The Optical Time Domain Reflectometer is a powerful fibre optic test instrument in that it acts like an optical radar in locating sources of error with the fibre system. The OTDR yields a plot, or trace, indicating the loss versus distance.
This information allows events in the optical fibre system such as fibre splices and connections to be located and their loss measured.
The OTDR is a complex instrument and so detailed interpretation of an OTDR trace is a job for an experienced or expert fibre tester. The OTDR is not the reference test method for fibre attenuation, this being an ILM technique, and indeed the OTDR has some short-comings as an accurate loss measurement instrument.
Where the OTDR does dominate is in the spatial information it provides on any fibres with high attenuation, or any poor quality splicing. The other advantage of the OTDR technique is that the stored trace shows exactly how the measurement was conducted, something the ILM technique does not provide, and this allows an expert OTDR trace analyser to know something of the quality of the measurement results provided.
Polarisation Mode Dispersion (P.M.D.)
PMD testing: the field measurement of PMD is an important measurement for single-mode telecommunications systems since the PMD can change with cabling and installation. This is a strange parameter in that it’s behaviour is not regular, or deterministic, and hence the analysis of PMD is statistical.
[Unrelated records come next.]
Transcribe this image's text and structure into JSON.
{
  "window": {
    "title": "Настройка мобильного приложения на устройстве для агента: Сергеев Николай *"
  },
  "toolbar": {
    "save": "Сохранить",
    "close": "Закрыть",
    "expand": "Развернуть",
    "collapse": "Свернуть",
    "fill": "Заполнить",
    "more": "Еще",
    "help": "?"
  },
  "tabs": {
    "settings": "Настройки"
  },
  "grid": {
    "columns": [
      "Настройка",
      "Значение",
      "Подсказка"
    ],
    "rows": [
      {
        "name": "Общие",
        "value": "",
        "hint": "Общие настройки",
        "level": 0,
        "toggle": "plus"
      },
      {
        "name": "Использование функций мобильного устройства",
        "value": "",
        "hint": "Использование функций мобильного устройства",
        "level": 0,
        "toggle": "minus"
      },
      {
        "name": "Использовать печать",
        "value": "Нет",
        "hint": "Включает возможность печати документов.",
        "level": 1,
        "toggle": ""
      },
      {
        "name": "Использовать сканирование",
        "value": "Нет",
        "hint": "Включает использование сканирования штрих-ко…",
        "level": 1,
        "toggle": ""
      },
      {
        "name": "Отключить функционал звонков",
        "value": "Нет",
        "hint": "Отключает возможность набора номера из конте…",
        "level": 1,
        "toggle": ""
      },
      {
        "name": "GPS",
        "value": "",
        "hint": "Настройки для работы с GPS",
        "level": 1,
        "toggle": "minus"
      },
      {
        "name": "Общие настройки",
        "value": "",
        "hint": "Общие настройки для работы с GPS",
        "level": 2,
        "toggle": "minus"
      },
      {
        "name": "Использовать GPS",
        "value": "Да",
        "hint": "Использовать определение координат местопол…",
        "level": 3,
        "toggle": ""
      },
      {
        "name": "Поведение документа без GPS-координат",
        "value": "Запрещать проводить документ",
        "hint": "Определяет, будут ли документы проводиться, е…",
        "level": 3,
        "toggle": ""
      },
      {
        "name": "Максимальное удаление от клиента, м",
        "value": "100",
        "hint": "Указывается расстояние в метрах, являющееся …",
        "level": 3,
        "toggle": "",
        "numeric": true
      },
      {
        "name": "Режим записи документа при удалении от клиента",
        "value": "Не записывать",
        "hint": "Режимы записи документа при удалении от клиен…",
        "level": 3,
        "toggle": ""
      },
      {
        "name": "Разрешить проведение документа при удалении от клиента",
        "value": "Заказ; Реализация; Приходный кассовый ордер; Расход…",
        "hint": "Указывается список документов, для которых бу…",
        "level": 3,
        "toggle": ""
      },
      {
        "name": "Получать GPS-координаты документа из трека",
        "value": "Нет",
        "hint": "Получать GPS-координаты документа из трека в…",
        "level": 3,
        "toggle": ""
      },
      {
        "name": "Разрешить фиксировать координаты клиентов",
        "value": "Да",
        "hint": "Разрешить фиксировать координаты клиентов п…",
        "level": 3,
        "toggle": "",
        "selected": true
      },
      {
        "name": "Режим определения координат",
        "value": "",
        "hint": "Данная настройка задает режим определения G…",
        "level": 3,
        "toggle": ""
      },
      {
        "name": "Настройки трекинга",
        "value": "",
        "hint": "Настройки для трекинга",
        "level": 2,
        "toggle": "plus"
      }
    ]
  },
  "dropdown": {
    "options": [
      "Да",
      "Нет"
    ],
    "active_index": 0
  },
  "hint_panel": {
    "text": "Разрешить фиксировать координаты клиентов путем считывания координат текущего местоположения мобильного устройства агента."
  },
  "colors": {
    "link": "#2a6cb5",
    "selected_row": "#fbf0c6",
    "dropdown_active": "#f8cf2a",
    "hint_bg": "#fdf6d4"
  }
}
This advanced instrument yields a plot, or interferogram and from this data calculates the fibre PMD. Many people have said that the PMD measurement plot is meaningless or useless, and yet both statements are often false. Expert testers know the value of recognising various features on a PMD plot when they occur, and can advise their clients accordingly.
Fiber Optic Cabling
Bayley Communications Ltd design, supply and install fibre optic cabling installations for all customer requirements from small business installs to 100km trunk routes for major networks.
Our experienced staff are fully qualified and equipped to get the job done quickly and efficiently.
Services we offer:
- Cabling (Fibre/Copper /Coax)
- Cat 5
- Cat 6
- Cable recovery Heavy/Light
- Blown fibre
- Sub Duct Installation
- Exchange reclamation
- MDU installations
- Sensing Fibre (Direct Bury)
- Emergency Callout
- Fibre Optic Installations
- Fibre Splicing
Insertion Loss Measurement Testing (ILM)
Insertion Loss Measurement: this is a measurement of the loss, or attenuation, of a fibre optic cable component or system. This is normally measured with a light source and an optical power meter, or alternatively a loss test set that incorporates both a light source and power meter. The principle is to find the difference between the input and output power levels to yield the loss between these two measurement points.
This sounds straightforward, and yet whilst ILM testing can be easy, there are also many mistakes that can be made and result in variable measurements and plain incorrect measurements. Some of the errors that can occur in ILM measurement methods are obvious, whilst other are more obscure and not widely known by testers who have not been trained by fibre optics testing experts.
Bayley Communications Verify your fibre optic link, covering the O, C and L Bands using Tri Band Power Meter and Light Sources, Bi-directional insertion loss measurements are taken.
Terminating, Jointing and Fibre Splicing
Fibre cables are installed in the duct, they will need to either be spliced together to make one concatenated link, or terminated to allow equipment or patch cables to be plugged into the ends.
Fibre splicing is normally achieved by stripping a section of coating of the end of the fibre, cleaving the fibre to produce a flat end face, and putting the fibre into a fusion splicing machine.
The same procedure is repeated for the other fibre end, and the fusion splicing process then heats both fibre ends and pushes them together. The welded, or spliced, fibre join is then protected with a heat shrink splice protection sleeve.
Here at Bayley Communications Ltd we use the latest fusion splicers on the market which means our investment in the best tools and equipment ensures all our work is carried out with the highest efficiency and accuracy.